A worse problem is Postman's simplistic and often clumsily rendered portrait of history. How are we to reconcile the American founders' zeal for freedom with their contribution to human slavery? How can we square Jean Jacques Rousseau's writings on the "childhood virtues of spontaneity, purity, strength, and joy" with the fact that he abandoned his own children to orphanages? Ignoring these contradictions, Postman says he wishes to adopt the "principles, not the details" of the 18th century. But he makes free use of details to criticize modern times--and so juxtaposes a glossy highlight reel of the 18th century with grainy shots of modern gutters.

Delbanco's offering is a more satisfying history of American culture--used here to mean "the stories and symbols by which we try to hold back the melancholy suspicion that we live in a world without meaning." What Mark Twain called the "fantods" and Herman Melville the "hypos"-- what we today call depression--has slithered through American literature at least since Michael Wigglesworth wrote of feeling "distressed" and "sapless" in 1650.

Melancholy is, of course, a very personal experience. But its expression and ideas for its "treatment" have varied over time. The Puritan map of the soul held grace as the elusive goal, one that could not be achieved but only found. The sign of grace ("the cure") was a dissolution of pride, often expressed through service to others--what William James later described as the "elation and freedom" that come only "when the outlines of the confining selfhood melt down."

This Christian story held sway for nearly 200 years until it found expression in another form of "grace"--the sacred role of the citizen. Abraham Lincoln, for whom the Union, in the words of Alexander Stephens, rose "to the sublimity of religious mysticism," embodies this civic faith, and also the way that devotion to a cause larger than the self can ameliorate a quite private melancholy.

What, then, are we left with today? With the repudiation of the public sector in favor of "market forces"--and the shift in national symbol from bald eagle to Nike swoosh--Delbanco believes that "hope has narrowed to the vanishing point of the self alone." Omnipresent advertising preaches that consumption and acquisition can ease our spiritual longings, but we are left with an "unslaked craving for transcendence." We can still see the causes that might satisfy a shared sense of purpose, but only if we squint through the glare of marketed self-absorption.

Delbanco freely acknowledges the complications in his tripartite history. Draft riots in the Civil War, for example, belie a simple picture of civic pride in that era; the harshness of Puritan theology may well have harmed many of that era's vulnerable souls more than it helped. One wishes that Delbanco had had more space to develop the nuances he plays like a cellist using vibrato. His rich psychological portrait of Puritan theology would have been complemented by a spiritual view of modern psychology. Also, given that rates of depression and suicide have bulged in our age of the self, a discussion of how "cultural" and private melancholy intersect could have enriched his story.

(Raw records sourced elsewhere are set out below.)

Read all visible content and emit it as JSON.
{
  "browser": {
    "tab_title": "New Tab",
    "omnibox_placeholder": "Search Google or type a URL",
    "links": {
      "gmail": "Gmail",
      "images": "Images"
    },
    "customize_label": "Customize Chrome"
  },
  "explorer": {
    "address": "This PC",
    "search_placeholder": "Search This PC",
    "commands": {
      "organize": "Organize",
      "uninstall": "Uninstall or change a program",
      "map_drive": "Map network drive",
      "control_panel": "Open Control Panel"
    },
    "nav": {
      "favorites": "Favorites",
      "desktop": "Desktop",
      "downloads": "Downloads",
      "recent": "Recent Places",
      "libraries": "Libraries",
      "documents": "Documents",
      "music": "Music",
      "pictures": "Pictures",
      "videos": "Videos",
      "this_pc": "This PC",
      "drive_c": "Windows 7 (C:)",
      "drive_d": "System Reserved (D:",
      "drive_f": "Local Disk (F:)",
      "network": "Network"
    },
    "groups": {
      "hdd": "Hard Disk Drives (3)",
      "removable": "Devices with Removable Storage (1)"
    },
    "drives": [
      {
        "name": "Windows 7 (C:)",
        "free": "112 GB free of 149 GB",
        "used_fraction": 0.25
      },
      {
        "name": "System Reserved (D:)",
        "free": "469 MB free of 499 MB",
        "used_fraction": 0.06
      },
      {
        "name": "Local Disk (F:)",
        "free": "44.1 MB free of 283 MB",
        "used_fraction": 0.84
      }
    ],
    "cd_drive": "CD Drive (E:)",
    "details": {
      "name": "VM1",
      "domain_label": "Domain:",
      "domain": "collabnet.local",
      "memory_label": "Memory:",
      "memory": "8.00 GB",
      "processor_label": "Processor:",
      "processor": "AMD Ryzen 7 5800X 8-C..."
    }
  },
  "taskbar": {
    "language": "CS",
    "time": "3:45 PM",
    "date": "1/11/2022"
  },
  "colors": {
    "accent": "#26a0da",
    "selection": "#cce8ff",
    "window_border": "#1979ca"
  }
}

But this is an essay, not a tome. Delbanco, among the most astute and original scholars of history and literature, wisely and convincingly develops the point made by de Tocqueville: "Faith is the only permanent state of mankind." By plumbing the faith of our fathers and mothers--its wrinkles and rosy cheeks--we can begin to rededicate ourselves to a new story of transcendence.